(TASK OBJECTIVE) "mguba" is the word to look for; say how many lines of the listing below contain it, and nothing else.

(TASK DATA)
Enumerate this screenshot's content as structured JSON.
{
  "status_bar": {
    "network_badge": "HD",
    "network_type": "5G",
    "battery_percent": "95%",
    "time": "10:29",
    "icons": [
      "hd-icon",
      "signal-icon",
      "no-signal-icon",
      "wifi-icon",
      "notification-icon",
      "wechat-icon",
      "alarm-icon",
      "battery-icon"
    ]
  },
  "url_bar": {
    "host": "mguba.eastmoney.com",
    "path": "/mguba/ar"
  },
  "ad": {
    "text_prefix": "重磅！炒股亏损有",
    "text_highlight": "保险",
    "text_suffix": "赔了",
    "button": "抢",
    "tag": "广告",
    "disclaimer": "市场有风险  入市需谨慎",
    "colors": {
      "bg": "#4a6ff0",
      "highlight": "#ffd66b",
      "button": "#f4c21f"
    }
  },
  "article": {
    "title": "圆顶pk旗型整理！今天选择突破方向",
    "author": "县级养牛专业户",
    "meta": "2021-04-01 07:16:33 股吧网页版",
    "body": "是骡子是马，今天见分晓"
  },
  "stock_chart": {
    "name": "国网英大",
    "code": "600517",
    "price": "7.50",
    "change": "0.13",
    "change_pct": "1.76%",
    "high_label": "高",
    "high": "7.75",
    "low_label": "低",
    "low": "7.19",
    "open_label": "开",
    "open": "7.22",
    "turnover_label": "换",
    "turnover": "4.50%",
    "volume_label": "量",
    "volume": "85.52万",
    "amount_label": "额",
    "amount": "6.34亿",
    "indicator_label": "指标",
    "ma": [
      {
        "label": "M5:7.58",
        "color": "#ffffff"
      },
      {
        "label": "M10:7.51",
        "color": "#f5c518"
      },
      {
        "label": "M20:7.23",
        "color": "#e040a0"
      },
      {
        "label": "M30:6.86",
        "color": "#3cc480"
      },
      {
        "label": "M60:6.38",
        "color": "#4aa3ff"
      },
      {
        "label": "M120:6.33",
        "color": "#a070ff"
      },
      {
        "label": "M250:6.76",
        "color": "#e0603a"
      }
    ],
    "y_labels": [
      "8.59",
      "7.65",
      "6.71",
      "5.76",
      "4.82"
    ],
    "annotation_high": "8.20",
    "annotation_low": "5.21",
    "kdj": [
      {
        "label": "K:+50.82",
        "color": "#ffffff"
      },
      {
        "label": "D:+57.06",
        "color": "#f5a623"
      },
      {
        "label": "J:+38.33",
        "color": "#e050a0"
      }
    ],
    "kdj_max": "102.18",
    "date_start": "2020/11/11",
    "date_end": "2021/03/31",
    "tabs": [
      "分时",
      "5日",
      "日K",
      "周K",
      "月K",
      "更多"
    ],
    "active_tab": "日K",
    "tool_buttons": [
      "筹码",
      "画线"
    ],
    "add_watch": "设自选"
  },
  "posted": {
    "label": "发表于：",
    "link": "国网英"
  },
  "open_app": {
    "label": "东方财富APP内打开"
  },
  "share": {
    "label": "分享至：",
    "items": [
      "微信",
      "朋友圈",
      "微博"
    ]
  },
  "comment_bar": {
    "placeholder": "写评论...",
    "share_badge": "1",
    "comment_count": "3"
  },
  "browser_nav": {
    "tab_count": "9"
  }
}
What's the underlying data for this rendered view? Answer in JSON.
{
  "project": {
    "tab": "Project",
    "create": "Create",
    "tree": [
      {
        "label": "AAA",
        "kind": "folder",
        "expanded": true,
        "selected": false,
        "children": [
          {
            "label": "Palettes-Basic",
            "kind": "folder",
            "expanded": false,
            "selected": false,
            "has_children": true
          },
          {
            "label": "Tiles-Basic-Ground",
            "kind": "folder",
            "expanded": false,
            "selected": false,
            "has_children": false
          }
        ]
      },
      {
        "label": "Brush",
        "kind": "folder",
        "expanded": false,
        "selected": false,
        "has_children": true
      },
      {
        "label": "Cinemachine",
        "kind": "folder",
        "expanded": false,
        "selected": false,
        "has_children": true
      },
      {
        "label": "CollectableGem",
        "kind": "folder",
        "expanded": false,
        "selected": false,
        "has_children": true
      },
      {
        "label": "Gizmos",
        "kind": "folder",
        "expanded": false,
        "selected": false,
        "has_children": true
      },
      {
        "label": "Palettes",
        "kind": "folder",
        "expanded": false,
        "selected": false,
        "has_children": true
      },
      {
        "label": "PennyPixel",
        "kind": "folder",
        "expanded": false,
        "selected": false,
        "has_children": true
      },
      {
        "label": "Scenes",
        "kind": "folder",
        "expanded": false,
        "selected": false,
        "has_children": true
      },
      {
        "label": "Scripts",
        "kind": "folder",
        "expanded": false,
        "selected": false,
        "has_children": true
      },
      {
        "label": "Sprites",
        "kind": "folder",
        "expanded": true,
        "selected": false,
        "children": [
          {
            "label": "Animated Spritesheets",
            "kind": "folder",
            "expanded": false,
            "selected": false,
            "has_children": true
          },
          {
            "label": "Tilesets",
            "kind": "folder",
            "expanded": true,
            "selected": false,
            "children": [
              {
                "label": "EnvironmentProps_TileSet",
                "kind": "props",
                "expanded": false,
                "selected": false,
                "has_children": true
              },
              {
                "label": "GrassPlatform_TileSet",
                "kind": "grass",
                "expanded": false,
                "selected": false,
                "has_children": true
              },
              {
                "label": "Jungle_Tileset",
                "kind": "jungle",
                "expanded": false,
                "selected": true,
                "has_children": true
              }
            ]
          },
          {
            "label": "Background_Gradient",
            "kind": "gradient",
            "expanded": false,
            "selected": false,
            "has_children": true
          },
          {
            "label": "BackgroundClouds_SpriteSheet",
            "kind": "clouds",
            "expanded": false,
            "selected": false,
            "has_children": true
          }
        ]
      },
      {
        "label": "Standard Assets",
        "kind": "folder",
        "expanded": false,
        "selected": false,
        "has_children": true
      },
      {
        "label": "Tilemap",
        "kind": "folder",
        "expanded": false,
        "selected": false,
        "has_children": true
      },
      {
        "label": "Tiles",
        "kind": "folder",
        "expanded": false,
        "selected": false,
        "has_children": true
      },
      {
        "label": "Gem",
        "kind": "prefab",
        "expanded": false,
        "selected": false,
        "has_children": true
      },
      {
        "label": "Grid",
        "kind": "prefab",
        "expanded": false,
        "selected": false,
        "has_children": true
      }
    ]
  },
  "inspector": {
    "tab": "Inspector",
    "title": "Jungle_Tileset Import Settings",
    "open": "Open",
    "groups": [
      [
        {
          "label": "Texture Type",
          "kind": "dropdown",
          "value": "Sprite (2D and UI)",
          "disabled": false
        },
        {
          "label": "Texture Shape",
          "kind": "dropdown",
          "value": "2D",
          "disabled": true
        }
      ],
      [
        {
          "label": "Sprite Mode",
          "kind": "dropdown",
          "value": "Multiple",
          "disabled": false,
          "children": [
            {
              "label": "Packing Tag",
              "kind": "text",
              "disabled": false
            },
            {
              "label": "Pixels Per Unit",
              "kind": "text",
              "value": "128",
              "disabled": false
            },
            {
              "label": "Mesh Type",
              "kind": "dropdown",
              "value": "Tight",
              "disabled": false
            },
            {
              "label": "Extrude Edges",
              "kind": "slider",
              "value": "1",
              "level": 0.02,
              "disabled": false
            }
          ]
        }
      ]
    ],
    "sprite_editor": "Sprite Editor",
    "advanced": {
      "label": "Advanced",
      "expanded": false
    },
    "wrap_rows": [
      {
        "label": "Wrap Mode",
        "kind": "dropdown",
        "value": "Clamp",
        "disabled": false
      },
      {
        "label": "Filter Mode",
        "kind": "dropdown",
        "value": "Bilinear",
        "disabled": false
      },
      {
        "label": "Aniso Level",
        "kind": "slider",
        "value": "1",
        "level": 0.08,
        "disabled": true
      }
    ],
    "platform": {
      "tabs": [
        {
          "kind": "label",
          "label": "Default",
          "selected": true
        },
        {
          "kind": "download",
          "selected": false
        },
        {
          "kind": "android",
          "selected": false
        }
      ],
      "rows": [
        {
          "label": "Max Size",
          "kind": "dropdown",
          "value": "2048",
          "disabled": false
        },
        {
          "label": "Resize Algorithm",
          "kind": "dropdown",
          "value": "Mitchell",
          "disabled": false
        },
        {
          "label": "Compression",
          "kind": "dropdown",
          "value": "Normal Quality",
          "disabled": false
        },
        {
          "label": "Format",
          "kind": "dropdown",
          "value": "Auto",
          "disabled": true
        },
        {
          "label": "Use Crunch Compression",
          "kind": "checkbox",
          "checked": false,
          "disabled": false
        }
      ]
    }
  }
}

(EXERCISE SOLUTION) 2